I am a beginning woodworker and am intriqued by what you say about sharpening. For example, I did buy a Jet mortiser and I have been using it and its doing a great job (in red oak). Now are you telling me that it would do an even better job if I got the chisels sharpened. Do you do it by hand or with a jig? Where would you take hollow chisels to get them sharpened? Thanks for any help.

Lou_williams
12-15-2000, 09:37 PM
Yes, it will do much better if it is sharpened. You can do the work yourself. Disassemble the chisel and take a small round file and use in on the inside bevel only. Make a few passes on the bevel to produce about a 30 degree angle and develop the edge. when you have a wire edge developed, you then take the chisel and lay it flat on a stone or better yet fine (220) sand paper on a glass plate strop the chisel to polish the surface. Keep the chisel flat on the paper. If you have not sharppend drills then you might not want to try to do more than that.

It will help a lot.

rrich
12-16-2000, 12:02 AM
Aaron,
I had a mortise machine on my wish list also. (Note: past tense intended.)

I've just gotten back into wood working since what would be called junior high school or middle school today. (6, 7 & 8 grades and over 40 years ago.) Today I was fitting mortise and tennons in red oak on my first real WOOD WORKING project in that many years. I used my router to cut the majority of the mortise and a quarter inch chisel to knock out the rounded corners. It took me about 10 minutes to figure out that the chisel was dull and another 20 minutes to figure out how to sharpen it by hand. With a sharp chisel and the router I can cut and fit a mortise in about 5 minutes. It's not that difficult!

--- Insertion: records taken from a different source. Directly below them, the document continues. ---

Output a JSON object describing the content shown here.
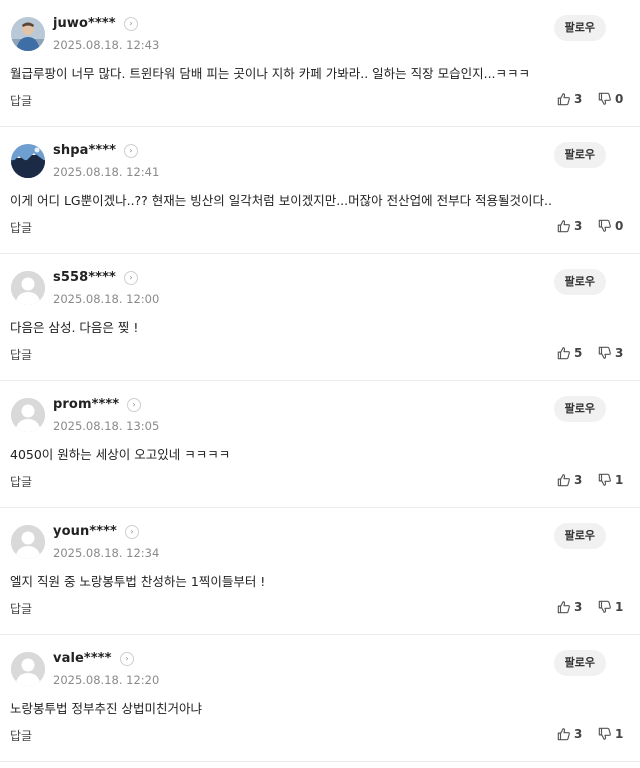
{
  "ui": {
    "follow_label": "팔로우",
    "reply_label": "답글",
    "profile_arrow": "›"
  },
  "comments": [
    {
      "username": "juwo****",
      "timestamp": "2025.08.18. 12:43",
      "text": "월급루팡이 너무 많다. 트윈타워 담배 피는 곳이나 지하 카페 가봐라.. 일하는 직장 모습인지...ㅋㅋㅋ",
      "likes": "3",
      "dislikes": "0",
      "avatar": "photo-person"
    },
    {
      "username": "shpa****",
      "timestamp": "2025.08.18. 12:41",
      "text": "이게 어디 LG뿐이겠나..?? 현재는 빙산의 일각처럼 보이겠지만...머잖아 전산업에 전부다 적용될것이다..",
      "likes": "3",
      "dislikes": "0",
      "avatar": "photo-landscape"
    },
    {
      "username": "s558****",
      "timestamp": "2025.08.18. 12:00",
      "text": "다음은 삼성. 다음은 찢 !",
      "likes": "5",
      "dislikes": "3",
      "avatar": "default"
    },
    {
      "username": "prom****",
      "timestamp": "2025.08.18. 13:05",
      "text": "4050이 원하는 세상이 오고있네 ㅋㅋㅋㅋ",
      "likes": "3",
      "dislikes": "1",
      "avatar": "default"
    },
    {
      "username": "youn****",
      "timestamp": "2025.08.18. 12:34",
      "text": "엘지 직원 중 노랑봉투법 찬성하는 1찍이들부터 !",
      "likes": "3",
      "dislikes": "1",
      "avatar": "default"
    },
    {
      "username": "vale****",
      "timestamp": "2025.08.18. 12:20",
      "text": "노랑봉투법 정부추진 상법미친거아냐",
      "likes": "3",
      "dislikes": "1",
      "avatar": "default"
    }
  ],
  "colors": {
    "follow_bg": "#f1f1f1",
    "muted_text": "#8a8a8a",
    "divider": "#ebebeb"
  }
}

With your drill press' adjustable depth stop and a clamped on fence you can do just as good a job as I did with a router. You may have a little bit more clean out work with the chisel. Just practice on some scrap and in an hour you'll be saying, "Darn, I'm good!"

Rich